By Tom Chester
The fall of the Berlin wall in 1989 marked the end of the Cold War and (amongst many other perks) saw a renaissance of Russian music flooding across the Iron Curtain into the West. One of the pieces gripped Commander John R. Bourgeois from the United States Marine Band who went about orchestrating it for a more American-style symphonic band.
The work in question was Boris Kozhevnikov’s Symphony No. 3 for band, one of five symphonies the composer had written for this ensemble. Kozhevnikov (1906-1985), now a popular composer in Russia, studied at the Kharkov Music-Dramatic Institute before attending the Military School of Music in Moscow. The work was written in 1950 but didn’t reach Western audiences until the late 1990s.
The Symphony is subtitled Slavyanskaya, most probably after the public square of the same name in Moscow, rather than the Russian brand of vodka! The thematic material for the work was drawn from folk tunes from the composer’s home city of Novgorod, and is quintessentially Russian sounding throughout all four movements.
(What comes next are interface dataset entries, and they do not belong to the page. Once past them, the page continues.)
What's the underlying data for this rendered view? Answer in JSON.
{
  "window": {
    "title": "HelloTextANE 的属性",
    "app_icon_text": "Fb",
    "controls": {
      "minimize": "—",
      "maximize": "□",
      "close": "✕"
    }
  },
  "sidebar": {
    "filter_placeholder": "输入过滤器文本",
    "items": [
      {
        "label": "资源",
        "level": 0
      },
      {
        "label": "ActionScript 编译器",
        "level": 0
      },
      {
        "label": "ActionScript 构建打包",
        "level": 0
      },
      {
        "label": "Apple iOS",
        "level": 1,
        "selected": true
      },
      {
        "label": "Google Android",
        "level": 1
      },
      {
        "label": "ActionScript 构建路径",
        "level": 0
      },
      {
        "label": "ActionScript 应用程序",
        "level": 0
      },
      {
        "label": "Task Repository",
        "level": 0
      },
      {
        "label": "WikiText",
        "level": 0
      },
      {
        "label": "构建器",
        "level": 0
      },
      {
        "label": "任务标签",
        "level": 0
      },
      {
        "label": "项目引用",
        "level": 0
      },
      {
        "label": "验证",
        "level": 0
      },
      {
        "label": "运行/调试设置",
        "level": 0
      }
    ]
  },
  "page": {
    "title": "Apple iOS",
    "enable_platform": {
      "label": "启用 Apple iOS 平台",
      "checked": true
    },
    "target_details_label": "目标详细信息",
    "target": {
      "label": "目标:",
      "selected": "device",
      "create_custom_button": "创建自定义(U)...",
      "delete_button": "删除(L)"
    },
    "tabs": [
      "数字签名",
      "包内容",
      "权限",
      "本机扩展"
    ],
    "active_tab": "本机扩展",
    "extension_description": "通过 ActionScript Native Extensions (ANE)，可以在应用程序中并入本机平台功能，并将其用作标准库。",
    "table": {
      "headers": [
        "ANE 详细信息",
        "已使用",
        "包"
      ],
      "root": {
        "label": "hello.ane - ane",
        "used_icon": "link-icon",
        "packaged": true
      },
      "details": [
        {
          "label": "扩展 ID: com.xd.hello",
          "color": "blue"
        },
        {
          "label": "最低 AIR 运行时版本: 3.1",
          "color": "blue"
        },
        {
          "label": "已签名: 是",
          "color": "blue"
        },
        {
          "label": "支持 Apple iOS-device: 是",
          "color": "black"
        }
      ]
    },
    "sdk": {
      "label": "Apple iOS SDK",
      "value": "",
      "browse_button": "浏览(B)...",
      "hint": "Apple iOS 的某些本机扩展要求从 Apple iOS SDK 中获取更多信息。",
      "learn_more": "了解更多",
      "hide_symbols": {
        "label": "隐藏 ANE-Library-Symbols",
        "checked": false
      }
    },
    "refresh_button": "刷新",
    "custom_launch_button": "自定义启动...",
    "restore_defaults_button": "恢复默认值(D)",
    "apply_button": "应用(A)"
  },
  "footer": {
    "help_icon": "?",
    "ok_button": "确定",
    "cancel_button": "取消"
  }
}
The first movement opens with aggressive shock chords before the first theme played in the trumpets, then a more lyrical secondary theme is heard from the tenor sax and euphonium. Kozhevnikov skilfully weaves more ideas around these two themes with constant climatic suggestions. Movement two, a slow pastoral waltz, dances along until the last 8 bars when it erupts into a circus waltz before finishing with a sign off in the original tempo, a great contrast from the third movement. This whirlwind rondo puts any fine piccolo player through their paces. The finale is strikingly similar to the first movement, this time in F major rather than F minor. The tempo here is even faster, charging to the end of the work in breakneck speeds.
The work is notoriously difficult (American grade 6) and a solid performance hinges on the constant drive and energy. The parts for the euphonium, bassoon and horn are exceptionally technical and require more than proficient sections. Interestingly, the saxophones don’t double the technical aspects of the French horn parts; in fact they are used rather sparingly. This was because the saxophone was considered ‘not Soviet’ in Russian band music.
I have found however for a successful performance it is crucial to double the weaker horn parts in the redundant saxophone to carry the momentum in the continuous, underlying quavers. Also when performing it can be a good idea to drop the octave of some of the melodies in the 2nd flutes and 2nd/3rd clarinets to ensure a solid base of tuning.
Despite these challenges, this elusive piece is fast becoming standard in band literature and if your band has the chops to tackle the work, I strongly recommend getting those fingers working for an adventurous flight into Soviet Russia.